straightforward and works well, except for the cup holder, which juts out from top center and effectively blocks the CD player. The four-door GLS is not as taut or hyper as the two-door GTI model, but it has plenty of character, including the
poised handling and responsive steering that have become hallmarks of VW and its upscale Audi siblings. With 150 horses, the GLS becomes a complete package of satisfying performance. Acceleration is smooth and brisk, the four-banger setting up a
pleasing howl under throttle. Sixty mph comes at the top of second gear in just eight seconds (the manufacturer says), with lots of available torque and flexibility across the rpm range. Some turbo lag is evident, especially coming out of a slow corner.
The front-wheel-drive Golf has a moderate amount of torque steer (when front-drive cars pull left or right under acceleration), as well as a tendency to chirp the tires a bit too easily. There's also a fair amount of road noise, especially over rough
surfaces. The tester was equipped with a five-speed manual, the better to enjoy the Golf's sporting nature, but with the turbo's solid engine torque, an automatic transmission would probably work as well. The manual shifts with precision, although a tad
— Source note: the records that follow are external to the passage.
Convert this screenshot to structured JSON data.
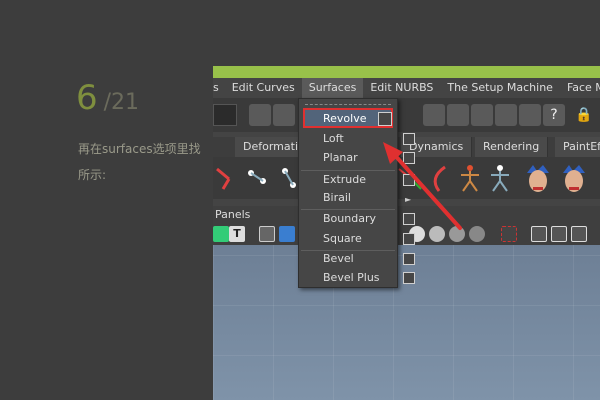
{
  "step": {
    "current": "6",
    "total": "/21"
  },
  "caption": {
    "line1": "再在surfaces选项里找",
    "line2": "所示:"
  },
  "menubar": {
    "items": [
      "s",
      "Edit Curves",
      "Surfaces",
      "Edit NURBS",
      "The Setup Machine",
      "Face Machine"
    ]
  },
  "shelf_tabs": [
    "Deformation",
    "Dynamics",
    "Rendering",
    "PaintEffe"
  ],
  "panels_label": "Panels",
  "surfaces_menu": {
    "items": [
      {
        "label": "Revolve"
      },
      {
        "label": "Loft"
      },
      {
        "label": "Planar"
      },
      {
        "label": "Extrude"
      },
      {
        "label": "Birail"
      },
      {
        "label": "Boundary"
      },
      {
        "label": "Square"
      },
      {
        "label": "Bevel"
      },
      {
        "label": "Bevel Plus"
      }
    ],
    "highlighted": "Revolve",
    "highlight_border_color": "#e03030"
  },
  "colors": {
    "accent_green": "#98c14a",
    "annotation_red": "#e03030",
    "menu_highlight": "#52647a"
  }
}
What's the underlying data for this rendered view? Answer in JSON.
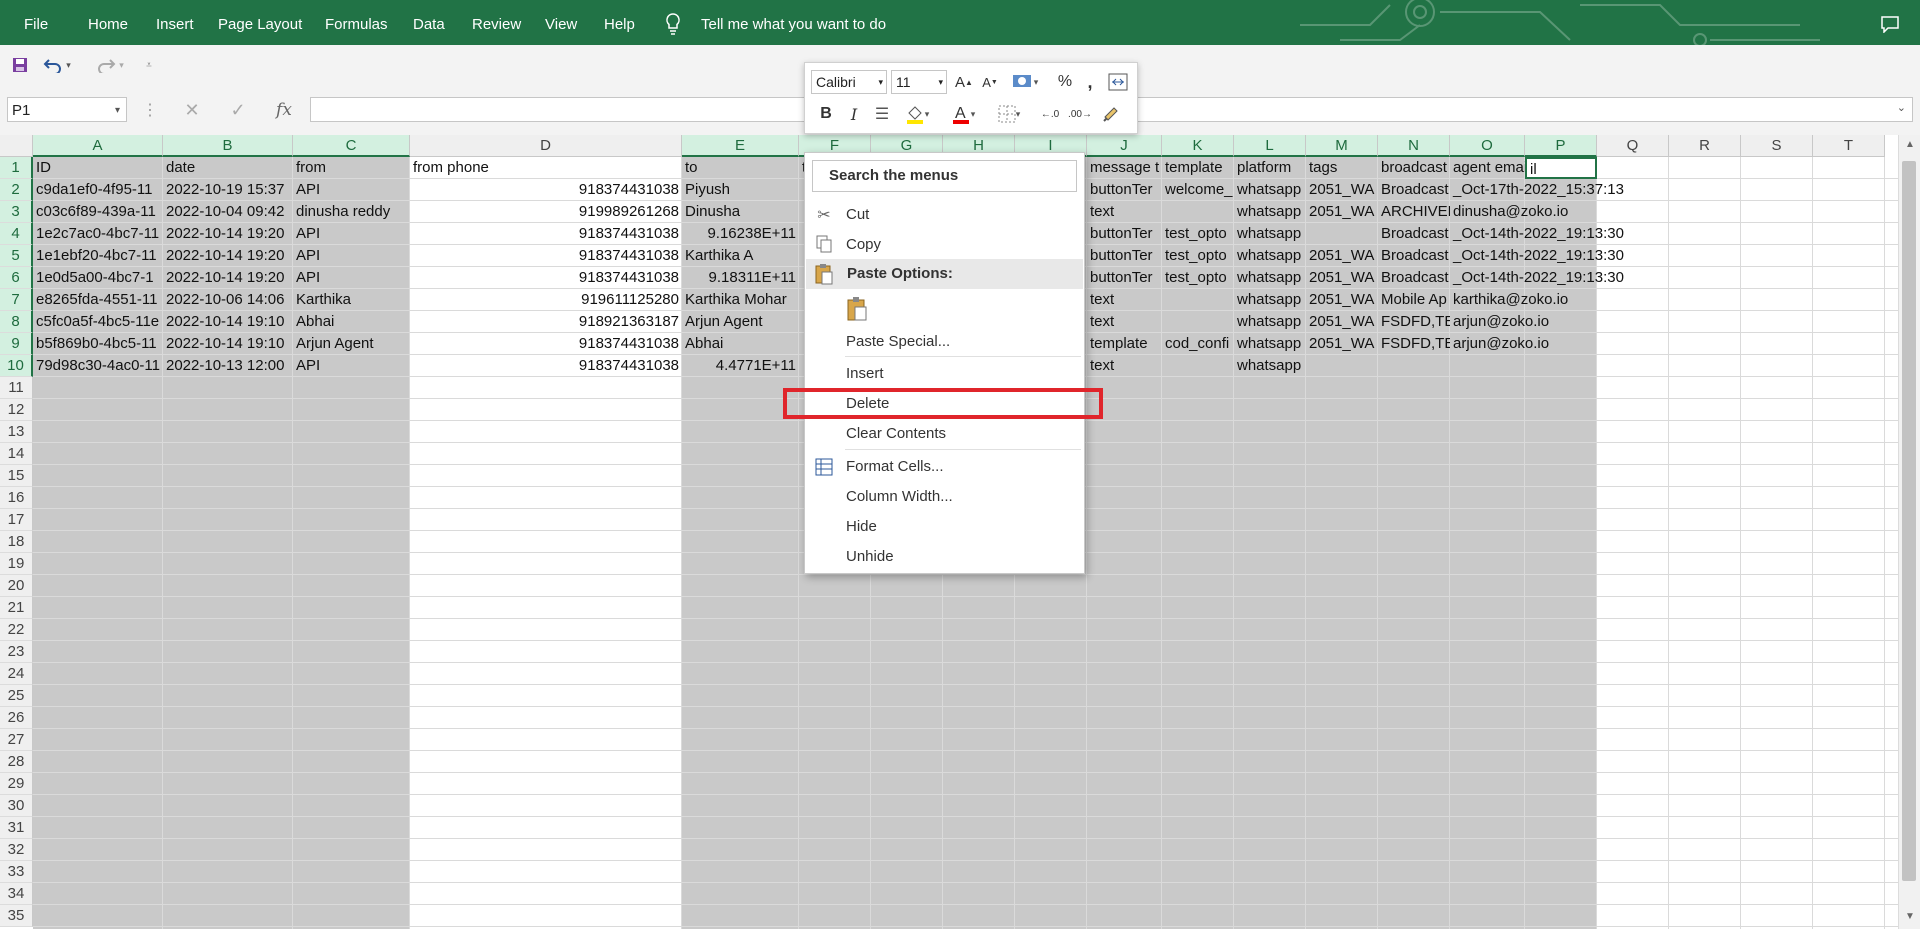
{
  "ribbon": {
    "tabs": [
      "File",
      "Home",
      "Insert",
      "Page Layout",
      "Formulas",
      "Data",
      "Review",
      "View",
      "Help"
    ],
    "tell_me": "Tell me what you want to do",
    "bg": "#217346"
  },
  "formula_bar": {
    "name_box": "P1",
    "fx": "fx",
    "value": ""
  },
  "columns": [
    "A",
    "B",
    "C",
    "D",
    "E",
    "F",
    "G",
    "H",
    "I",
    "J",
    "K",
    "L",
    "M",
    "N",
    "O",
    "P",
    "Q",
    "R",
    "S",
    "T"
  ],
  "rows": [
    "1",
    "2",
    "3",
    "4",
    "5",
    "6",
    "7",
    "8",
    "9",
    "10",
    "11",
    "12",
    "13",
    "14",
    "15",
    "16",
    "17",
    "18",
    "19",
    "20",
    "21",
    "22",
    "23",
    "24",
    "25",
    "26",
    "27",
    "28",
    "29",
    "30",
    "31",
    "32",
    "33",
    "34",
    "35"
  ],
  "cells": {
    "r1": [
      "ID",
      "date",
      "from",
      "from phone",
      "to",
      "t",
      "",
      "",
      "",
      "message t",
      "template",
      "platform",
      "tags",
      "broadcast",
      "agent email",
      "il"
    ],
    "r2": [
      "c9da1ef0-4f95-11",
      "2022-10-19 15:37",
      "API",
      "918374431038",
      "Piyush",
      "",
      "",
      "",
      "",
      "buttonTer",
      "welcome_",
      "whatsapp",
      "2051_WA",
      "Broadcast",
      "_Oct-17th-2022_15:37:13",
      ""
    ],
    "r3": [
      "c03c6f89-439a-11",
      "2022-10-04 09:42",
      "dinusha reddy",
      "919989261268",
      "Dinusha",
      "",
      "",
      "",
      "",
      "text",
      "",
      "whatsapp",
      "2051_WA",
      "ARCHIVED",
      "dinusha@zoko.io",
      ""
    ],
    "r4": [
      "1e2c7ac0-4bc7-11",
      "2022-10-14 19:20",
      "API",
      "918374431038",
      "9.16238E+11",
      "",
      "",
      "",
      "",
      "buttonTer",
      "test_opto",
      "whatsapp",
      "",
      "Broadcast",
      "_Oct-14th-2022_19:13:30",
      ""
    ],
    "r5": [
      "1e1ebf20-4bc7-11",
      "2022-10-14 19:20",
      "API",
      "918374431038",
      "Karthika A",
      "",
      "",
      "",
      "",
      "buttonTer",
      "test_opto",
      "whatsapp",
      "2051_WA",
      "Broadcast",
      "_Oct-14th-2022_19:13:30",
      ""
    ],
    "r6": [
      "1e0d5a00-4bc7-1",
      "2022-10-14 19:20",
      "API",
      "918374431038",
      "9.18311E+11",
      "",
      "",
      "",
      "",
      "buttonTer",
      "test_opto",
      "whatsapp",
      "2051_WA",
      "Broadcast",
      "_Oct-14th-2022_19:13:30",
      ""
    ],
    "r7": [
      "e8265fda-4551-11",
      "2022-10-06 14:06",
      "Karthika",
      "919611125280",
      "Karthika Mohar",
      "",
      "",
      "",
      "",
      "text",
      "",
      "whatsapp",
      "2051_WA",
      "Mobile Ap",
      "karthika@zoko.io",
      ""
    ],
    "r8": [
      "c5fc0a5f-4bc5-11e",
      "2022-10-14 19:10",
      "Abhai",
      "918921363187",
      "Arjun Agent",
      "",
      "",
      "",
      "",
      "text",
      "",
      "whatsapp",
      "2051_WA",
      "FSDFD,TES",
      "arjun@zoko.io",
      ""
    ],
    "r9": [
      "b5f869b0-4bc5-11",
      "2022-10-14 19:10",
      "Arjun Agent",
      "918374431038",
      "Abhai",
      "",
      "",
      "",
      "",
      "template",
      "cod_confi",
      "whatsapp",
      "2051_WA",
      "FSDFD,TES",
      "arjun@zoko.io",
      ""
    ],
    "r10": [
      "79d98c30-4ac0-11",
      "2022-10-13 12:00",
      "API",
      "918374431038",
      "4.4771E+11",
      "",
      "",
      "",
      "",
      "text",
      "",
      "whatsapp",
      "",
      "",
      "",
      ""
    ]
  },
  "mini_toolbar": {
    "font": "Calibri",
    "size": "11",
    "bold": "B",
    "italic": "I",
    "percent": "%",
    "comma": ","
  },
  "context_menu": {
    "search_placeholder": "Search the menus",
    "items": {
      "cut": "Cut",
      "copy": "Copy",
      "paste_options": "Paste Options:",
      "paste_special": "Paste Special...",
      "insert": "Insert",
      "delete": "Delete",
      "clear_contents": "Clear Contents",
      "format_cells": "Format Cells...",
      "column_width": "Column Width...",
      "hide": "Hide",
      "unhide": "Unhide"
    }
  },
  "colors": {
    "accent": "#217346",
    "selection": "#c9c9c9",
    "highlight": "#e0252b"
  }
}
rubbery. I like how reverse gear is engaged by pushing downward on the gearshift, then over to the left, a standard setup that harks back to early Beetles. Stylistically, the four-door Golf is plea
singly boxy, looking somewhat like a modern version of a British Mini. The contoured fenders and sloping rear aspect have a resemblance to BMW's sharp Z3 sports coupe. The bottom-end Golf can be had for $14,900, while the GLS models include a full
load of standard equipment, such as power locks, windows and mirrors; premium stereo; front and side air bags; antilock brakes; height-adjusting front seats; and cruise control. With its new engine option, the Golf continues a role that goes back
to the original Rabbit of a quarter century ago: a sporty alternative to U.S. and Japanese subcompacts, with enough character and performance to inspire a cadre of loyal fans. 2001 Volkswagen Golf GLS 1.8T Vehicle type: Five-passenger,
four-door hatchback, front-wheel drive. Base price: $17,900. Price as tested: $19,995. Engine: 1.8-liter inline-4, turbocharged, 150 hp at 5,700 rpm, 155 lb.-ft. of torque at 1
,750 rpm. Transmission: Five-speed manual. Curb weight: 2,906 pounds. Wheelbase: 98.9 inches. EPA mileage: 24 city, 31 highway. Highs: Strong engine. Solid handling. Reasonable price. Lows:
Tight back seat. Torque steer. Road noise.